Christmas is over, 2011 is looming ahead, and that means year in review list for everything created, ever. As far as Korean entertainment is concerned, Asiancorrespondent.com contributor Lee Yoo Eun does a satisfactory job, covering some issues that haven’t been done to death, noting an interesting trend in Korean dramas:
4. Romance in Abroad, but Political dramas went strong in the country.
While Korean soap operas armored with strong romance, continuously gained a huge popularity in Asian countries, even in several Arabian countries, in homeland politics soaps were on fire, especially on the second half of the year. The Giant showed a process of an ordinary man becoming a construction business mogul in a whirlpool of corrupted politics and chaotic business situations. The Dae-mul, (Big Fish, or Big Things in Korean) is a story of the first female president in the country. The President which deals with a president as the name tells is also a political drama which now marks high ratings in South Korea.
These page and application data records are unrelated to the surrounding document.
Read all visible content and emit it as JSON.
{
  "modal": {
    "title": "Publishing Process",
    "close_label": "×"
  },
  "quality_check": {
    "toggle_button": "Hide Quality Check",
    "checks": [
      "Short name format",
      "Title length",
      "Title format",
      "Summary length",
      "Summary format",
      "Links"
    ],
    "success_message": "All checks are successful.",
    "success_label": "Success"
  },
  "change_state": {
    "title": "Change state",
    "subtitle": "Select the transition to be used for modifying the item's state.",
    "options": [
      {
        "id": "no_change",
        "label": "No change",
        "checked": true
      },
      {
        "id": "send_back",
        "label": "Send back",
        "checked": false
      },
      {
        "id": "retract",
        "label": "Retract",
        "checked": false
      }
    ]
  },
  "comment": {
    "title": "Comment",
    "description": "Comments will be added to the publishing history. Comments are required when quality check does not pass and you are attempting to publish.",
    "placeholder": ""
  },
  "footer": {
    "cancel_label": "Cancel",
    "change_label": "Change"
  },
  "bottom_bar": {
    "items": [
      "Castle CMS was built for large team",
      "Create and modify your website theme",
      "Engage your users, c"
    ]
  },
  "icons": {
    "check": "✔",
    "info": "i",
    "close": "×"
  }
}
Although there are not many serious analyses on Korean soap’s marketability in its homeland, discussions in length are made in other countries. The Diplomat, a Japan-based online media, said the reason of Korean soap’s popularity is a demonstarion of emotional side of the male characters
Men can cry, who knew?.